All payment service providers should consider whether they offer accounts that fall within the scope of the PARs. To assist providers with this task, we have issued guidance on the definition of a 'payment account' in the PARs.

The obligation to offer basic bank accounts (also called 'payment accounts with basic features') applies only to credit institutions designated by HM Treasury under the PARs. For information on the designated institutions, see the HM Treasury website.

A payment account with basic features must provide the functionalities set out in the PARs and be available free of charge. Designated credit institutions must provide these accounts to at least the consumers meeting the eligibility criteria defined in the PARs.

The FCA and PAD

Handbook changes and guidance

The PARs required some changes to our Handbook. In March 2016 we published a Consultation Paper on the PARs.

Having considered respondents' feedback, we published a Policy Statement on the PARs, the final Handbook changes and finalised guidance on 1 August 2016.

In summary, we have:

Standardising terms and definitions

PAD also introduces a requirement to standardise terms and definitions to describe the key services that are linked to payment accounts and subject to a fee. 

As part of this process, we were required to develop a list of the key services linked to payment accounts in the UK. We published a Call for Input in June 2015 asking for views on the services we propose to include on the list, and terms and definitions to describe them.

We published a Feedback Statement in September 2015 in which we summarise the feedback we received to our Call for Input and explain how we have used it to finalise the provisional UK list of services, terms and definitions.
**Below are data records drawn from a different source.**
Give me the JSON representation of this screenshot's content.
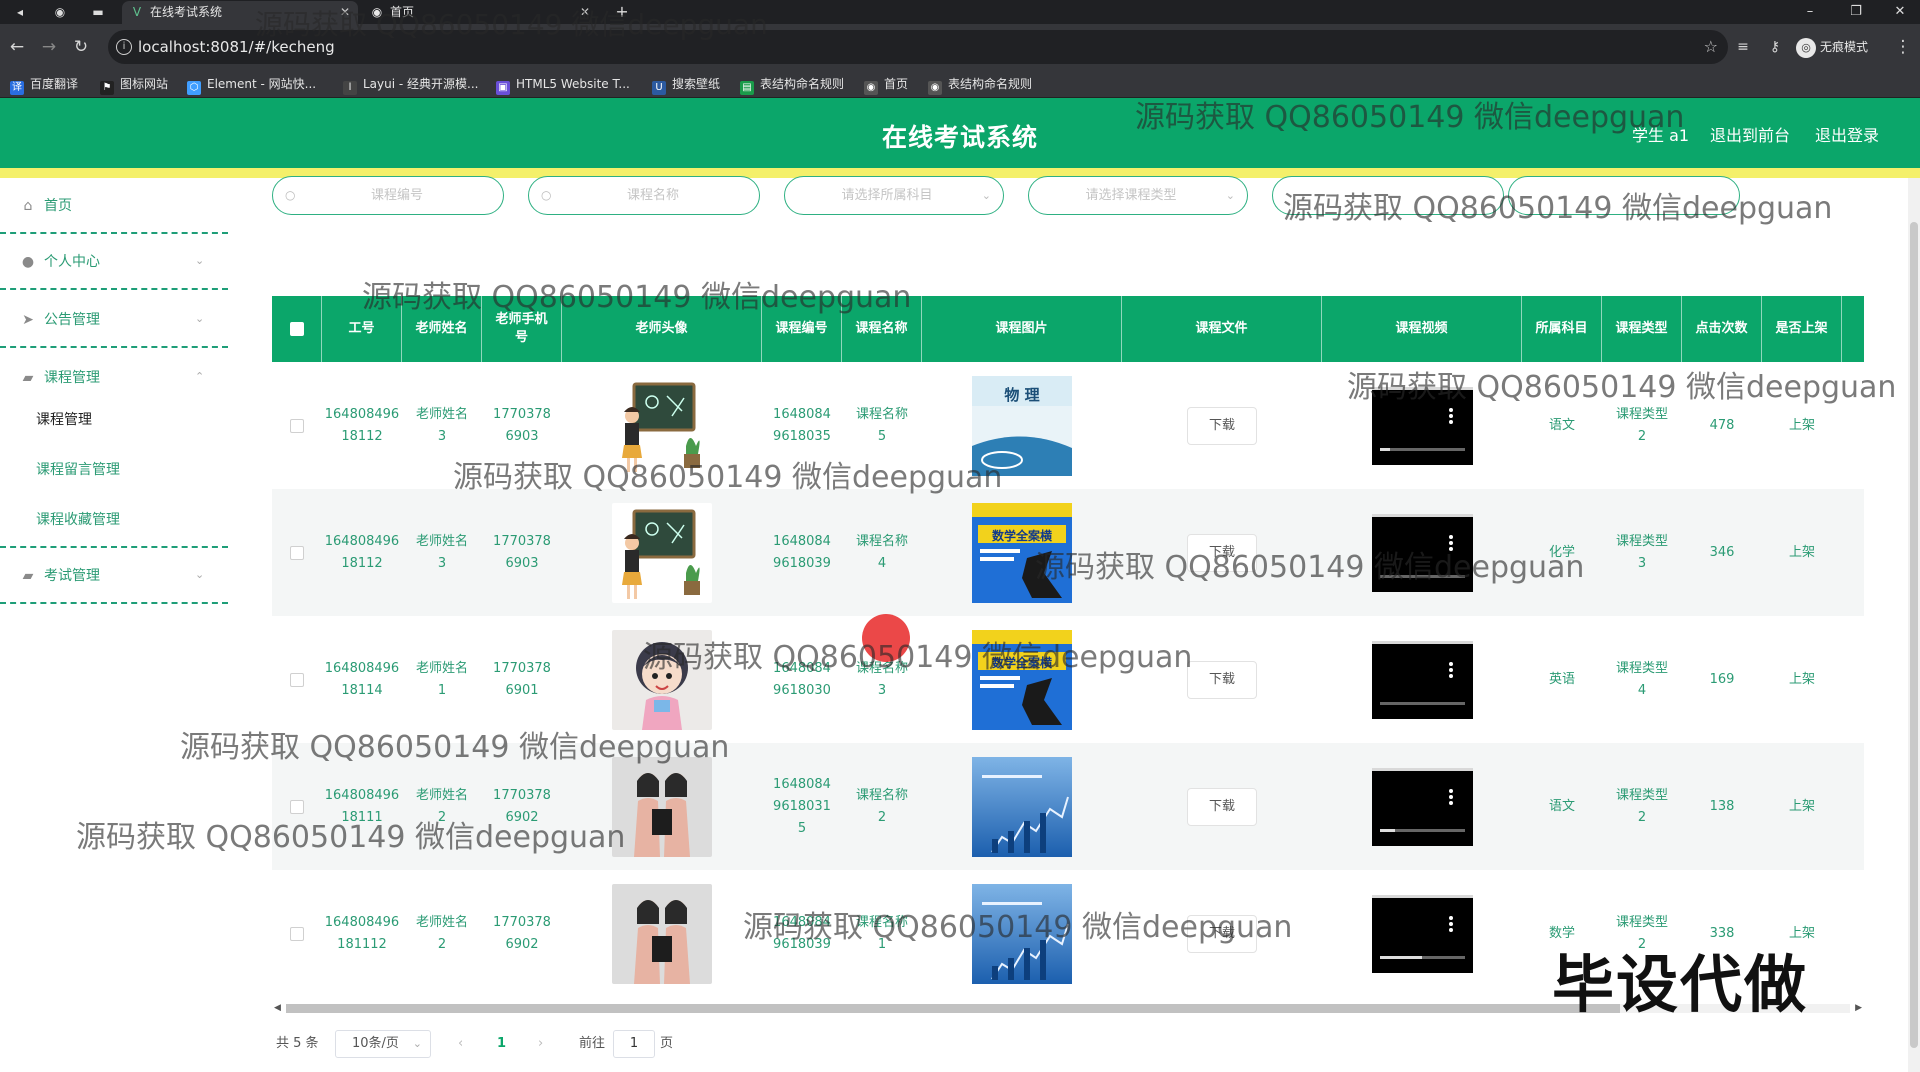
{
  "browser": {
    "tabs": [
      {
        "label": "在线考试系统",
        "active": true
      },
      {
        "label": "首页",
        "active": false
      }
    ],
    "url": "localhost:8081/#/kecheng",
    "incognito_label": "无痕模式",
    "bookmarks": [
      "百度翻译",
      "图标网站",
      "Element - 网站快...",
      "Layui - 经典开源模...",
      "HTML5 Website T...",
      "搜索壁纸",
      "表结构命名规则",
      "首页",
      "表结构命名规则"
    ]
  },
  "header": {
    "title": "在线考试系统",
    "user": "学生 a1",
    "back_front": "退出到前台",
    "logout": "退出登录"
  },
  "sidebar": {
    "items": [
      {
        "label": "首页",
        "icon": "home-icon"
      },
      {
        "label": "个人中心",
        "icon": "user-icon"
      },
      {
        "label": "公告管理",
        "icon": "send-icon"
      },
      {
        "label": "课程管理",
        "icon": "briefcase-icon"
      },
      {
        "label": "考试管理",
        "icon": "briefcase-icon"
      }
    ],
    "course_sub": [
      "课程管理",
      "课程留言管理",
      "课程收藏管理"
    ]
  },
  "search": {
    "course_no": "课程编号",
    "course_name": "课程名称",
    "subject": "请选择所属科目",
    "course_type": "请选择课程类型"
  },
  "table": {
    "headers": [
      "工号",
      "老师姓名",
      "老师手机号",
      "老师头像",
      "课程编号",
      "课程名称",
      "课程图片",
      "课程文件",
      "课程视频",
      "所属科目",
      "课程类型",
      "点击次数",
      "是否上架"
    ],
    "download_label": "下载",
    "rows": [
      {
        "job_no": "16480849618112",
        "teacher": "老师姓名3",
        "phone": "17703786903",
        "course_no": "16480849618035",
        "course_name": "课程名称5",
        "subject": "语文",
        "type": "课程类型2",
        "clicks": "478",
        "status": "上架",
        "cover_text": "物 理"
      },
      {
        "job_no": "16480849618112",
        "teacher": "老师姓名3",
        "phone": "17703786903",
        "course_no": "16480849618039",
        "course_name": "课程名称4",
        "subject": "化学",
        "type": "课程类型3",
        "clicks": "346",
        "status": "上架",
        "cover_text": "数学全案横"
      },
      {
        "job_no": "16480849618114",
        "teacher": "老师姓名1",
        "phone": "17703786901",
        "course_no": "16480849618030",
        "course_name": "课程名称3",
        "subject": "英语",
        "type": "课程类型4",
        "clicks": "169",
        "status": "上架",
        "cover_text": "数学全案横"
      },
      {
        "job_no": "16480849618111",
        "teacher": "老师姓名2",
        "phone": "17703786902",
        "course_no": "164808496180315",
        "course_name": "课程名称2",
        "subject": "语文",
        "type": "课程类型2",
        "clicks": "138",
        "status": "上架",
        "cover_text": ""
      },
      {
        "job_no": "164808496181112",
        "teacher": "老师姓名2",
        "phone": "17703786902",
        "course_no": "16480849618039",
        "course_name": "课程名称1",
        "subject": "数学",
        "type": "课程类型2",
        "clicks": "338",
        "status": "上架",
        "cover_text": ""
      }
    ]
  },
  "pagination": {
    "total": "共 5 条",
    "page_size": "10条/页",
    "current": "1",
    "goto_prefix": "前往",
    "goto_value": "1",
    "goto_suffix": "页"
  },
  "watermark": "源码获取 QQ86050149 微信deepguan",
  "stamp": "毕设代做",
  "colors": {
    "header": "#0ba66a",
    "accent_text": "#2b9b74",
    "yellow_bar": "#f4f06a"
  }
}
As required by PAD, we submitted the provisional UK list to the European Commission and the European Banking Authority (EBA) in September 2015.

Each EU Member State submitted a provisional list of 10 to 20 terms and definitions to the EBA in September 2015. Following a public consultation, the EBA standardised the terms and definitions for the services that appear on the lists of at least a majority of EU Member States and consulted on this list. The EBA then submitted these to the European Commission as draft regulatory technical standards (RTS).

The final legislation has been published in the Official Journal and came into force on 31 January 2018.

On 30 April 2018, we published the UK final linked services list. In this document we also explain how we have integrated the EU standardised terminology into the UK provisional list to arrive at the UK final linked services list. 

Next steps

Handbook changes and guidance: what you need to do

The provisions of the PARs on packaged accounts, switching and payment accounts with basic features came into force on 18 September 2016. Our Handbook changes came into effect on the same day.

Payment service providers that offer, or are planning to offer, payment accounts within the meaning of the PARs should ensure they comply with the PARs and Handbook changes. They may also find it helpful to familiarise themselves with our guidance:

Transparency and comparability: what you need to do

Payment service providers that offer payment accounts are required to begin using the terminology in the final linked services list from 31 October 2018. Providers are required to use the terms in the linked services list in their contractual, commercial and marketing information. A glossary of at least the terms set out in the linked services list and the associated definitions must also be made available to consumers.

From 31 October 2018, providers must also:

  • Provide consumers with a pre-contractual fee information document. This aims to help consumers to compare payment account fees more easily.
  • Provide consumers with an annual statement of fees, which will provide consumers with an overview of fees charged and interest earned. This aims to help consumers to understand the fees incurred and enable them to consider their banking arrangements.

Within these documents, providers are required to use the terms in the final linked services list. The EBA had a mandate to develop implementing technical standards on the standardised presentation format of these documents. The European Commission published the final legislation in January 2018.